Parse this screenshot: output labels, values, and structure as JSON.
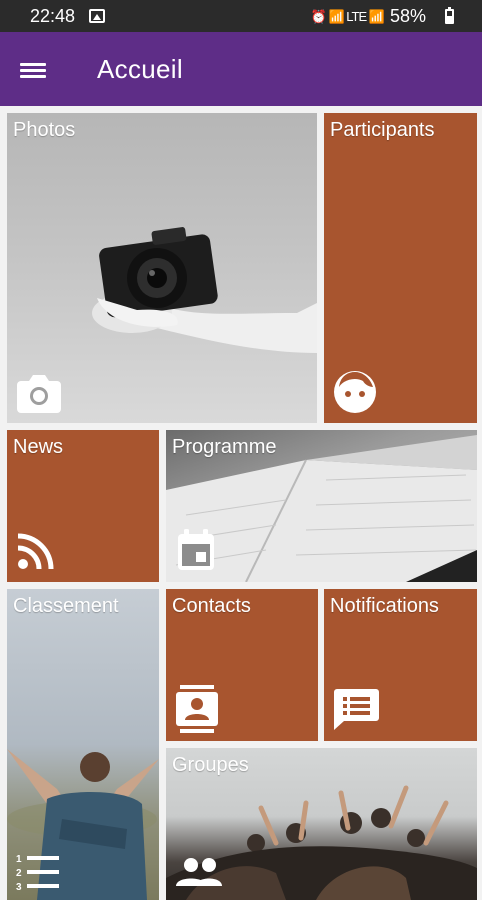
{
  "status_bar": {
    "time": "22:48",
    "system_icons": "⏰ 📶 LTE 📶",
    "battery_percent": "58%",
    "battery_level": 0.58
  },
  "app_bar": {
    "title": "Accueil",
    "color": "#5e2d87"
  },
  "tiles": {
    "photos": {
      "label": "Photos",
      "icon": "camera-icon"
    },
    "participants": {
      "label": "Participants",
      "icon": "face-icon"
    },
    "news": {
      "label": "News",
      "icon": "rss-icon"
    },
    "programme": {
      "label": "Programme",
      "icon": "calendar-icon"
    },
    "classement": {
      "label": "Classement",
      "icon": "ranking-list-icon"
    },
    "contacts": {
      "label": "Contacts",
      "icon": "contact-card-icon"
    },
    "notifications": {
      "label": "Notifications",
      "icon": "message-icon"
    },
    "groupes": {
      "label": "Groupes",
      "icon": "group-icon"
    }
  },
  "colors": {
    "tile_accent": "#a8552f",
    "background": "#f2f2f2",
    "status_bar": "#2b2b2b"
  }
}
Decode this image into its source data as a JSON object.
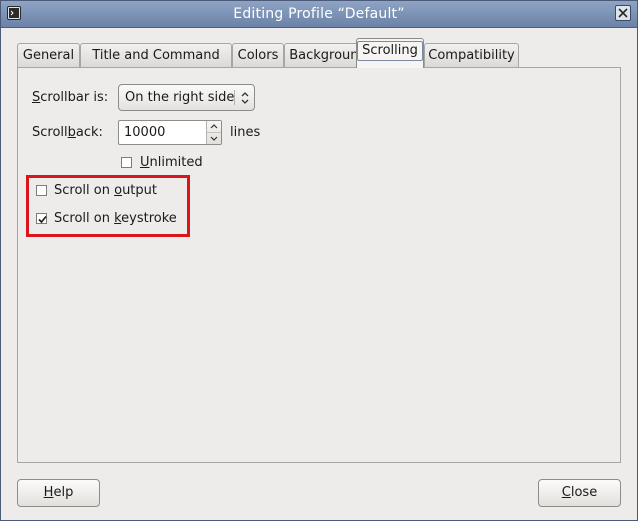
{
  "window": {
    "title": "Editing Profile “Default”"
  },
  "tabs": [
    {
      "label": "General"
    },
    {
      "label": "Title and Command"
    },
    {
      "label": "Colors"
    },
    {
      "label": "Background"
    },
    {
      "label": "Scrolling",
      "active": true
    },
    {
      "label": "Compatibility"
    }
  ],
  "scrolling": {
    "scrollbar_label_mnemonic": "S",
    "scrollbar_label_rest": "crollbar is:",
    "scrollbar_value": "On the right side",
    "scrollback_label_pre": "Scroll",
    "scrollback_label_mnemonic": "b",
    "scrollback_label_rest": "ack:",
    "scrollback_value": "10000",
    "scrollback_unit": "lines",
    "unlimited_mnemonic": "U",
    "unlimited_rest": "nlimited",
    "unlimited_checked": false,
    "scroll_on_output_pre": "Scroll on ",
    "scroll_on_output_mnemonic": "o",
    "scroll_on_output_rest": "utput",
    "scroll_on_output_checked": false,
    "scroll_on_keystroke_pre": "Scroll on ",
    "scroll_on_keystroke_mnemonic": "k",
    "scroll_on_keystroke_rest": "eystroke",
    "scroll_on_keystroke_checked": true
  },
  "buttons": {
    "help_mnemonic": "H",
    "help_rest": "elp",
    "close_mnemonic": "C",
    "close_rest": "lose"
  },
  "colors": {
    "titlebar": "#6b82a8",
    "highlight": "#d8161c",
    "window_bg": "#edeceb"
  }
}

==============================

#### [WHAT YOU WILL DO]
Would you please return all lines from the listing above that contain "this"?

#### [WRITTEN REPLY]
Parse this screenshot: output labels, values, and structure as JSON.
Decode this image into its source data as a JSON object.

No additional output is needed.